* EXERCISE
Lines in the records below that contain the word "help" must each be copied.

* MATERIAL SUPPLIED
____________________

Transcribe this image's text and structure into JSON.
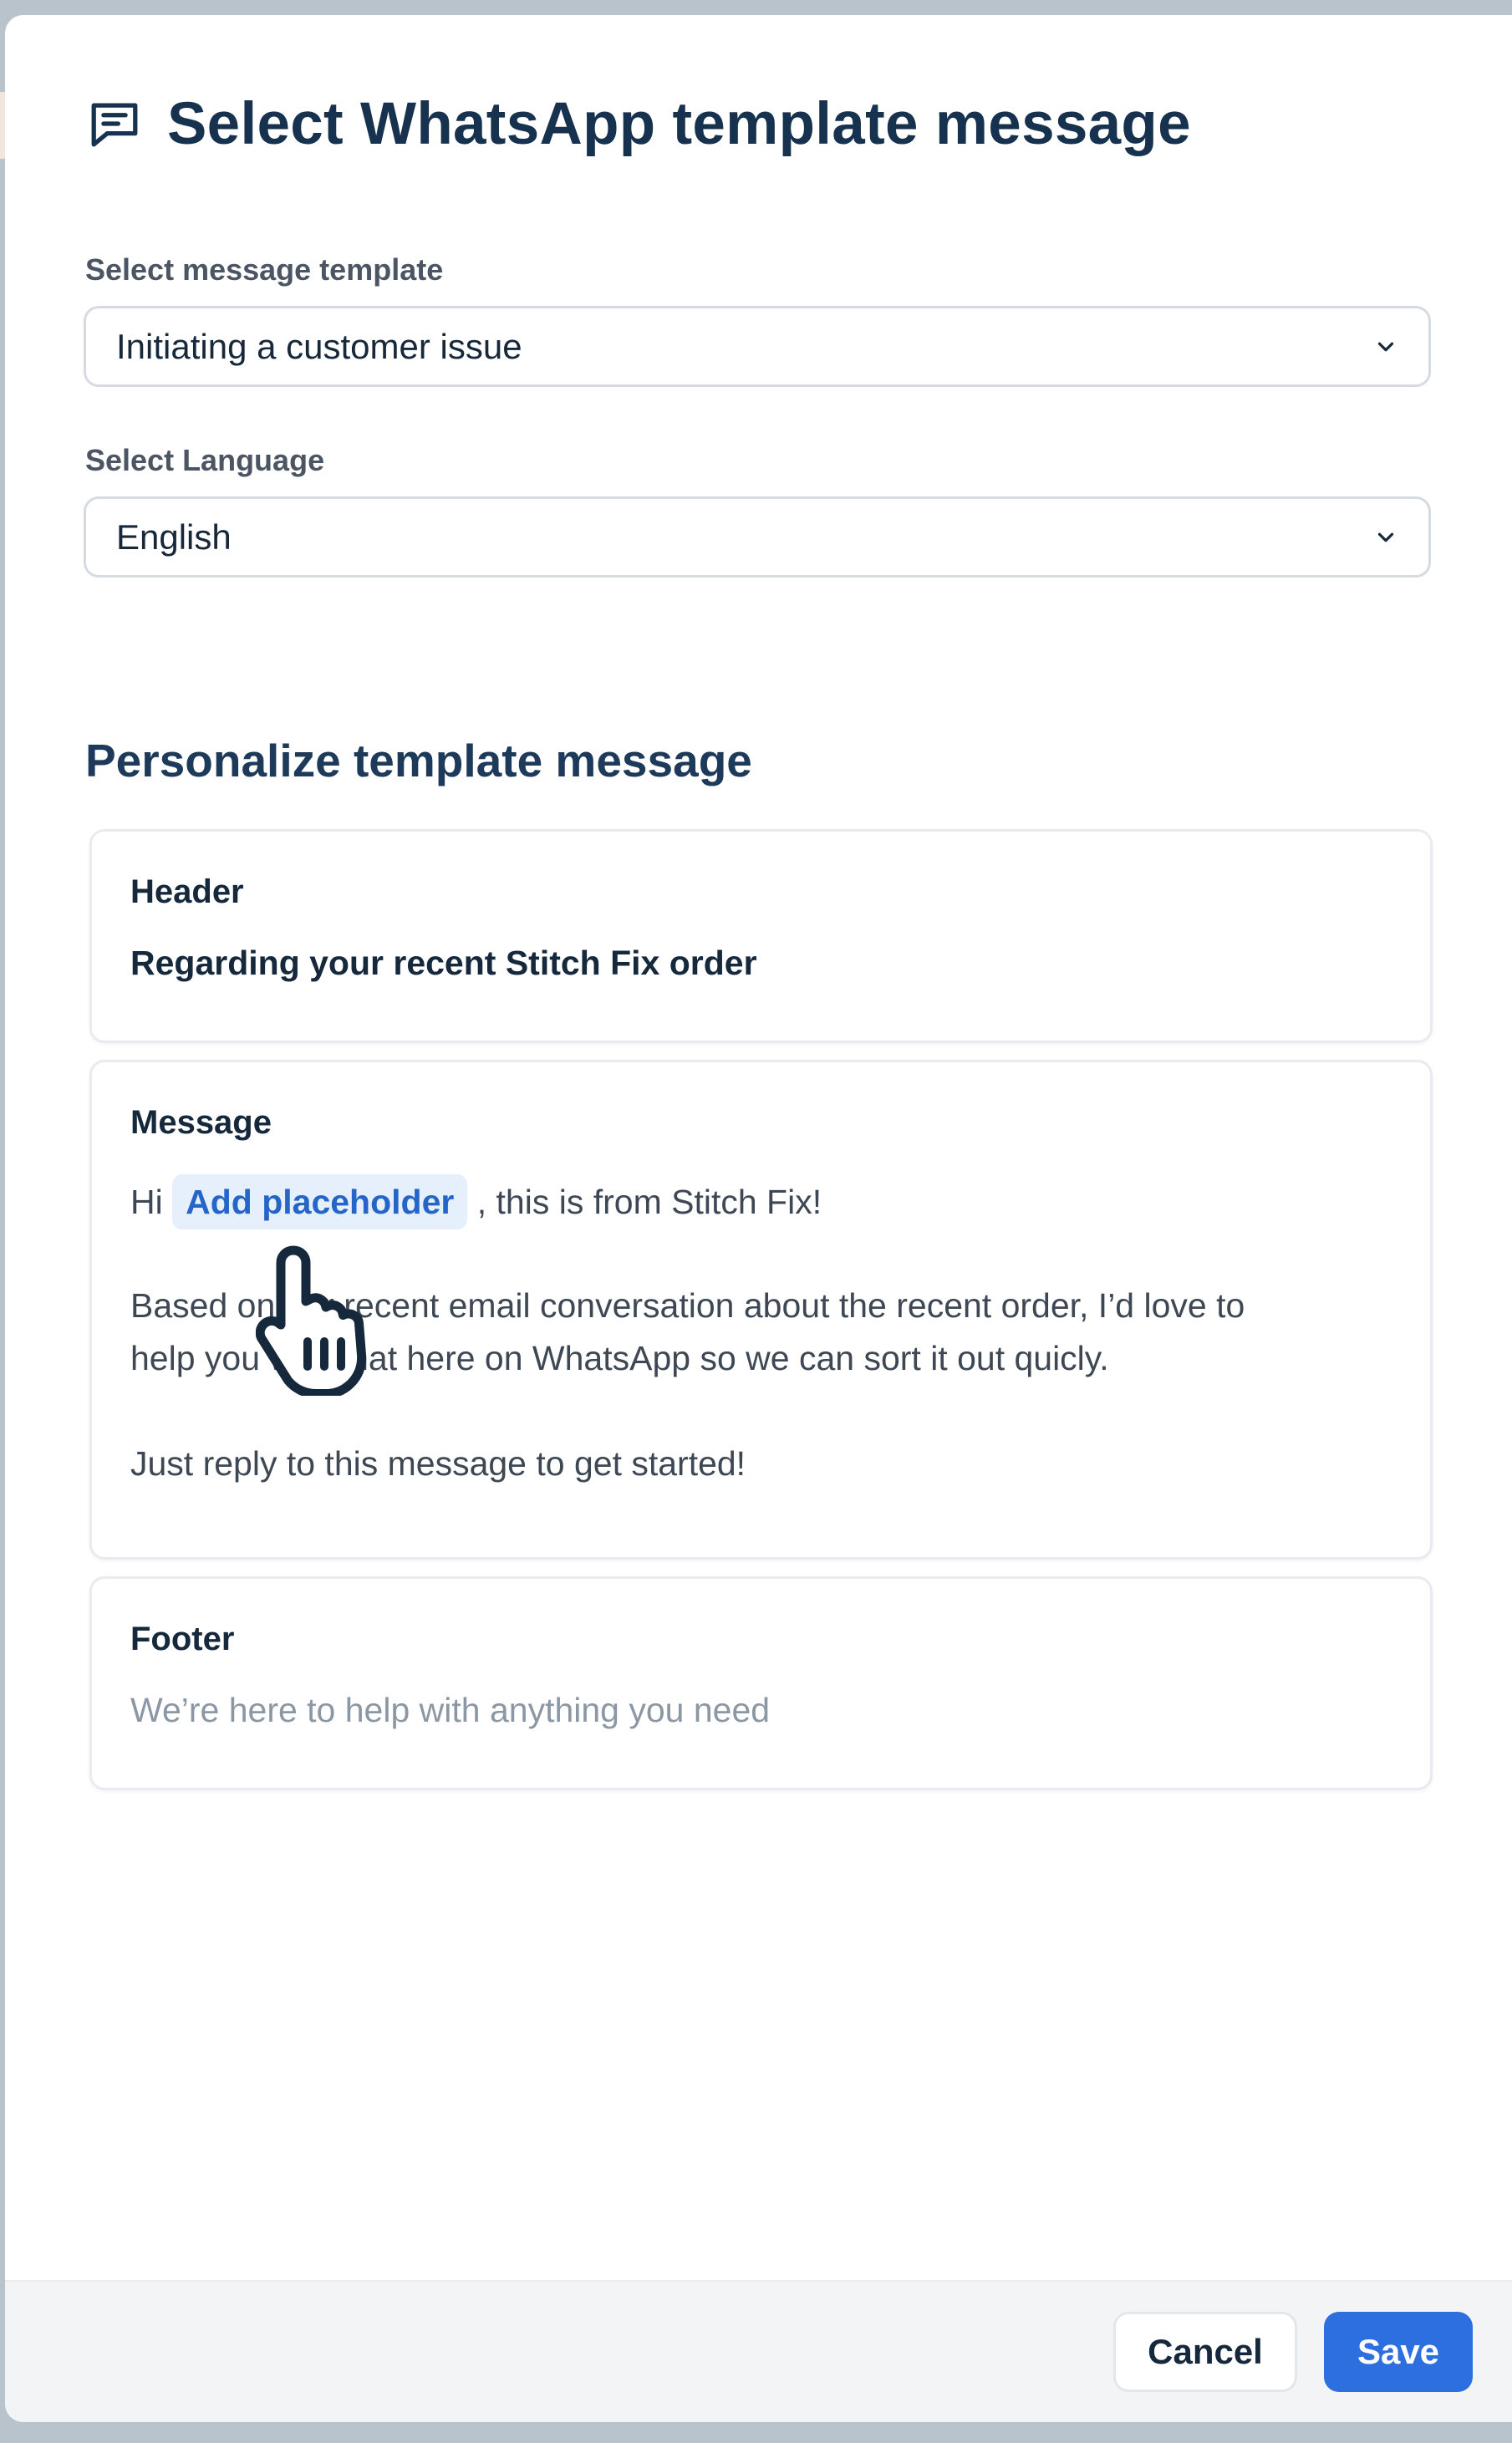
{
  "dialog": {
    "title": "Select WhatsApp template message",
    "title_icon": "message-square-icon"
  },
  "template_select": {
    "label": "Select message template",
    "value": "Initiating a customer issue"
  },
  "language_select": {
    "label": "Select Language",
    "value": "English"
  },
  "personalize": {
    "title": "Personalize template message",
    "header": {
      "label": "Header",
      "text": "Regarding your recent Stitch Fix order"
    },
    "message": {
      "label": "Message",
      "greeting_prefix": "Hi",
      "placeholder_button": "Add placeholder",
      "greeting_suffix": ", this is from Stitch Fix!",
      "paragraph_1_line_1": "Based on our recent email conversation about the recent order, I’d love to",
      "paragraph_1_line_2": "help you with that here on WhatsApp so we can sort it out quicly.",
      "paragraph_2": "Just reply to this message to get started!"
    },
    "footer": {
      "label": "Footer",
      "placeholder": "We’re here to help with anything you need"
    }
  },
  "actions": {
    "cancel_label": "Cancel",
    "save_label": "Save"
  },
  "colors": {
    "title": "#16324f",
    "accent": "#2e6fe0",
    "chip_bg": "#e6f0fc",
    "chip_text": "#2565c8",
    "footer_placeholder": "#8b97a4"
  },
  "icons": [
    "message-square-icon",
    "chevron-down-icon",
    "hand-pointer-cursor-icon"
  ]
}
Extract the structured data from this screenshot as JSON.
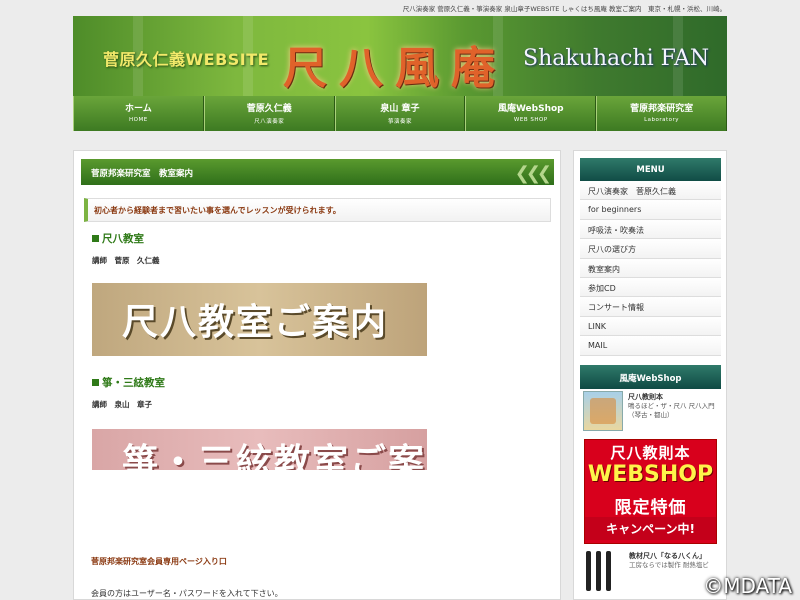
{
  "header": {
    "topline": "尺八演奏家 菅原久仁義・箏演奏家 泉山章子WEBSITE しゃくはち風庵 教室ご案内　東京・札幌・浜松、川崎。",
    "banner_left": "菅原久仁義WEBSITE",
    "banner_logo": "尺八風庵",
    "banner_right": "Shakuhachi FAN"
  },
  "nav": [
    {
      "label": "ホーム",
      "sub": "HOME"
    },
    {
      "label": "菅原久仁義",
      "sub": "尺八演奏家"
    },
    {
      "label": "泉山 章子",
      "sub": "箏演奏家"
    },
    {
      "label": "風庵WebShop",
      "sub": "WEB SHOP"
    },
    {
      "label": "菅原邦楽研究室",
      "sub": "Laboratory"
    }
  ],
  "main": {
    "section_title": "菅原邦楽研究室　教室案内",
    "notice": "初心者から経験者まで習いたい事を選んでレッスンが受けられます。",
    "class1": {
      "title": "尺八教室",
      "teacher": "講師　菅原　久仁義",
      "banner": "尺八教室ご案内"
    },
    "class2": {
      "title": "箏・三絃教室",
      "teacher": "講師　泉山　章子",
      "banner": "箏・三絃教室ご案内"
    },
    "member_title": "菅原邦楽研究室会員専用ページ入り口",
    "member_text": "会員の方はユーザー名・パスワードを入れて下さい。"
  },
  "sidebar": {
    "menu_title": "MENU",
    "menu_items": [
      "尺八演奏家　菅原久仁義",
      "for beginners",
      "呼吸法・吹奏法",
      "尺八の選び方",
      "教室案内",
      "参加CD",
      "コンサート情報",
      "LINK",
      "MAIL"
    ],
    "shop_title": "風庵WebShop",
    "shop_item_title": "尺八教則本",
    "shop_item_desc": "鳴るほど・ザ・尺八 尺八入門（琴古・都山）",
    "promo": {
      "line1": "尺八教則本",
      "line2": "WEBSHOP",
      "line3": "限定特価",
      "line4": "キャンペーン中!"
    },
    "flute_title": "教材尺八「なる八くん」",
    "flute_desc": "工房ならでは製作 耐熱塩ビ"
  },
  "copyright": "©MDATA"
}
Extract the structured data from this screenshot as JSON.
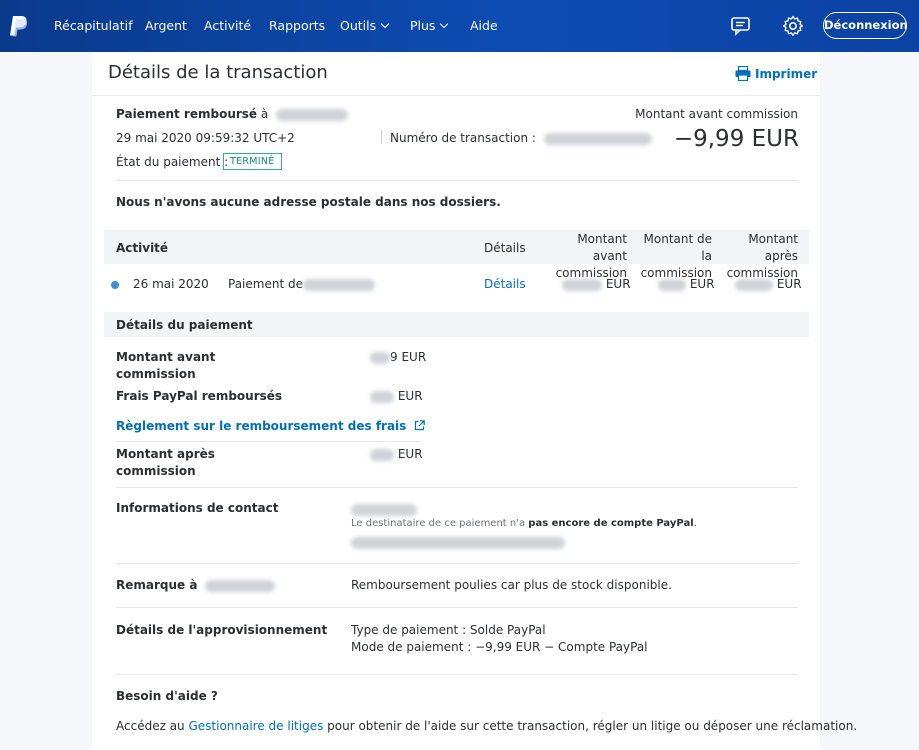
{
  "nav": {
    "items": [
      "Récapitulatif",
      "Argent",
      "Activité",
      "Rapports",
      "Outils",
      "Plus",
      "Aide"
    ],
    "logout": "Déconnexion",
    "icons": [
      "paypal-logo",
      "message-center-icon",
      "settings-icon"
    ]
  },
  "page": {
    "title": "Détails de la transaction",
    "print": "Imprimer"
  },
  "summary": {
    "status_prefix": "Paiement remboursé",
    "status_suffix": " à",
    "date": "29 mai 2020 09:59:32 UTC+2",
    "txn_label": "Numéro de transaction :",
    "state_label": "État du paiement :",
    "state_badge": "TERMINÉ",
    "amount_label": "Montant avant commission",
    "amount": "−9,99 EUR"
  },
  "address_notice": "Nous n'avons aucune adresse postale dans nos dossiers.",
  "activity": {
    "headers": {
      "activity": "Activité",
      "details": "Détails",
      "gross_line1": "Montant avant",
      "gross_line2": "commission",
      "fee_line1": "Montant de la",
      "fee_line2": "commission",
      "net_line1": "Montant après",
      "net_line2": "commission"
    },
    "row": {
      "date": "26 mai 2020",
      "desc": "Paiement de",
      "details_link": "Détails",
      "gross_visible": "EUR",
      "fee_visible": "EUR",
      "net_visible": "EUR"
    }
  },
  "payment_details": {
    "section_title": "Détails du paiement",
    "gross_label_1": "Montant avant",
    "gross_label_2": "commission",
    "gross_value_tail": "9 EUR",
    "fees_label": "Frais PayPal remboursés",
    "fees_value": "EUR",
    "policy_link": "Règlement sur le remboursement des frais",
    "net_label_1": "Montant après",
    "net_label_2": "commission",
    "net_value": "EUR"
  },
  "contact": {
    "label": "Informations de contact",
    "note_prefix": "Le destinataire de ce paiement n'a ",
    "note_bold": "pas encore de compte PayPal",
    "note_suffix": "."
  },
  "remark": {
    "label": "Remarque à",
    "text": "Remboursement poulies car plus de stock disponible."
  },
  "funding": {
    "label": "Détails de l'approvisionnement",
    "line1": "Type de paiement : Solde PayPal",
    "line2": "Mode de paiement : −9,99 EUR − Compte PayPal"
  },
  "help": {
    "title": "Besoin d'aide ?",
    "prefix": "Accédez au ",
    "link": "Gestionnaire de litiges",
    "suffix": " pour obtenir de l'aide sur cette transaction, régler un litige ou déposer une réclamation."
  }
}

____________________

* OUTPUT OF THE EXERCISE
      "paragraph_1_line_2": "help you with that here on WhatsApp so we can sort it out quicly.",
      "placeholder": "We’re here to help with anything you need"
  "help": {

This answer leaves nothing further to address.